(Source records)
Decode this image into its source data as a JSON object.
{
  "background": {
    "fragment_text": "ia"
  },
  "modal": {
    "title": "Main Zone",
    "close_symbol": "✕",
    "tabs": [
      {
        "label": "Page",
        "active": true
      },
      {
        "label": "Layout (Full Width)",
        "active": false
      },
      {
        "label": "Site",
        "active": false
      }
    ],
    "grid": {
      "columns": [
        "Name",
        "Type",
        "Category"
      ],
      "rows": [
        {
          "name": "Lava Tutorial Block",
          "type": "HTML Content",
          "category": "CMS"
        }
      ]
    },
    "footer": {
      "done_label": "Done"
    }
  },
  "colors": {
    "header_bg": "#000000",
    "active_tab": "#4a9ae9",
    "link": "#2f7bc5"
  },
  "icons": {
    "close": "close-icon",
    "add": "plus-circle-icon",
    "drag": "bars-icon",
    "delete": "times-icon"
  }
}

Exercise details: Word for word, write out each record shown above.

Answer to the exercise:
Decode this image into its source data as a JSON object.
{
  "background": {
    "fragment_text": "ia"
  },
  "modal": {
    "title": "Main Zone",
    "close_symbol": "✕",
    "tabs": [
      {
        "label": "Page",
        "active": true
      },
      {
        "label": "Layout (Full Width)",
        "active": false
      },
      {
        "label": "Site",
        "active": false
      }
    ],
    "grid": {
      "columns": [
        "Name",
        "Type",
        "Category"
      ],
      "rows": [
        {
          "name": "Lava Tutorial Block",
          "type": "HTML Content",
          "category": "CMS"
        }
      ]
    },
    "footer": {
      "done_label": "Done"
    }
  },
  "colors": {
    "header_bg": "#000000",
    "active_tab": "#4a9ae9",
    "link": "#2f7bc5"
  },
  "icons": {
    "close": "close-icon",
    "add": "plus-circle-icon",
    "drag": "bars-icon",
    "delete": "times-icon"
  }
}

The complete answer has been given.